◆ ABOUT THIS TASK:
Everything in the entries is to be written out exactly, except for the pictures.

◆ DATA FOR ANALYSIS:
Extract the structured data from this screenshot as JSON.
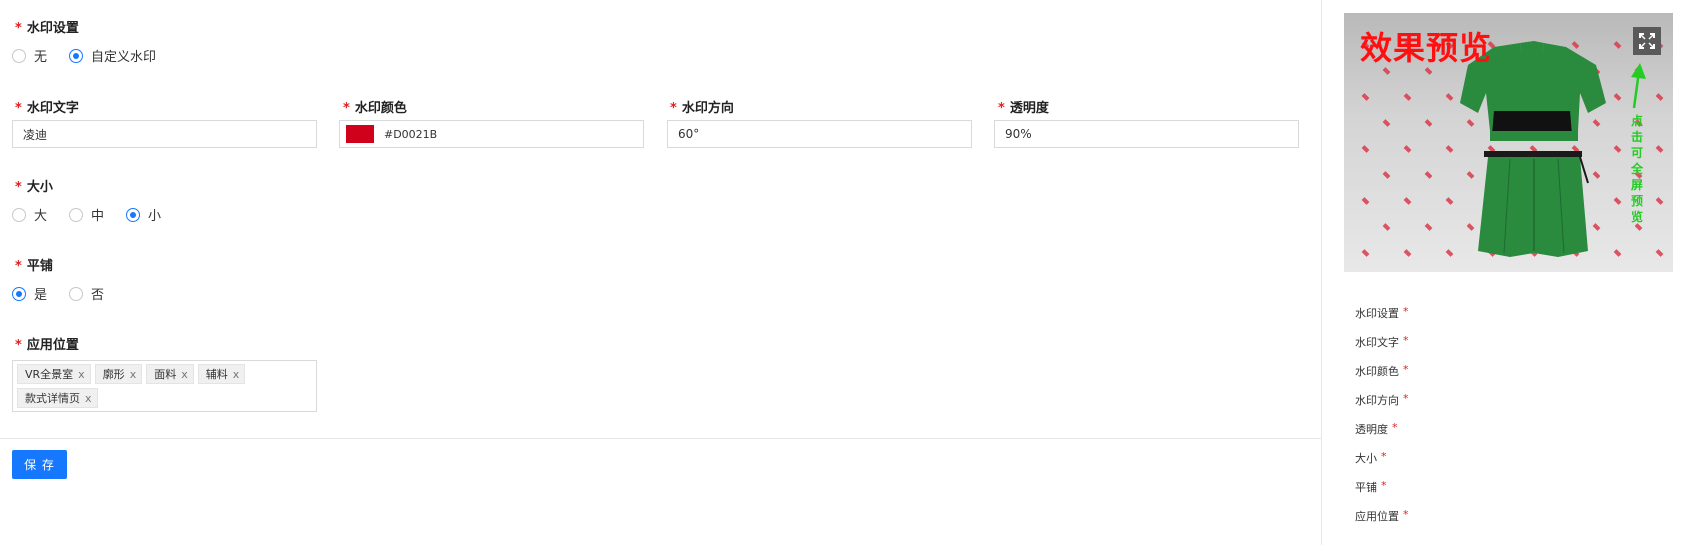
{
  "form": {
    "watermark_setting": {
      "label": "水印设置",
      "options": [
        "无",
        "自定义水印"
      ],
      "selected": 1
    },
    "watermark_text": {
      "label": "水印文字",
      "value": "凌迪"
    },
    "watermark_color": {
      "label": "水印颜色",
      "value": "#D0021B",
      "swatch": "#D0021B"
    },
    "watermark_direction": {
      "label": "水印方向",
      "value": "60°"
    },
    "opacity": {
      "label": "透明度",
      "value": "90%"
    },
    "size": {
      "label": "大小",
      "options": [
        "大",
        "中",
        "小"
      ],
      "selected": 2
    },
    "tile": {
      "label": "平铺",
      "options": [
        "是",
        "否"
      ],
      "selected": 0
    },
    "apply_position": {
      "label": "应用位置",
      "tags": [
        "VR全景室",
        "廓形",
        "面料",
        "辅料",
        "款式详情页"
      ],
      "remove_glyph": "x"
    },
    "required_mark": "*"
  },
  "footer": {
    "save_label": "保 存"
  },
  "preview": {
    "title": "效果预览",
    "tip": "点击可全屏预览",
    "expand_icon": "expand-icon",
    "garment_color": "#2a8a3e"
  },
  "settings_list": {
    "items": [
      "水印设置",
      "水印文字",
      "水印颜色",
      "水印方向",
      "透明度",
      "大小",
      "平铺",
      "应用位置"
    ]
  },
  "colors": {
    "primary": "#1677ff",
    "required": "#e02020",
    "preview_title": "#ff1010",
    "tip": "#22cc22"
  }
}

◆ ANSWER FOR THIS EXERCISE:
Extract the structured data from this screenshot as JSON.
{
  "form": {
    "watermark_setting": {
      "label": "水印设置",
      "options": [
        "无",
        "自定义水印"
      ],
      "selected": 1
    },
    "watermark_text": {
      "label": "水印文字",
      "value": "凌迪"
    },
    "watermark_color": {
      "label": "水印颜色",
      "value": "#D0021B",
      "swatch": "#D0021B"
    },
    "watermark_direction": {
      "label": "水印方向",
      "value": "60°"
    },
    "opacity": {
      "label": "透明度",
      "value": "90%"
    },
    "size": {
      "label": "大小",
      "options": [
        "大",
        "中",
        "小"
      ],
      "selected": 2
    },
    "tile": {
      "label": "平铺",
      "options": [
        "是",
        "否"
      ],
      "selected": 0
    },
    "apply_position": {
      "label": "应用位置",
      "tags": [
        "VR全景室",
        "廓形",
        "面料",
        "辅料",
        "款式详情页"
      ],
      "remove_glyph": "x"
    },
    "required_mark": "*"
  },
  "footer": {
    "save_label": "保 存"
  },
  "preview": {
    "title": "效果预览",
    "tip": "点击可全屏预览",
    "expand_icon": "expand-icon",
    "garment_color": "#2a8a3e"
  },
  "settings_list": {
    "items": [
      "水印设置",
      "水印文字",
      "水印颜色",
      "水印方向",
      "透明度",
      "大小",
      "平铺",
      "应用位置"
    ]
  },
  "colors": {
    "primary": "#1677ff",
    "required": "#e02020",
    "preview_title": "#ff1010",
    "tip": "#22cc22"
  }
}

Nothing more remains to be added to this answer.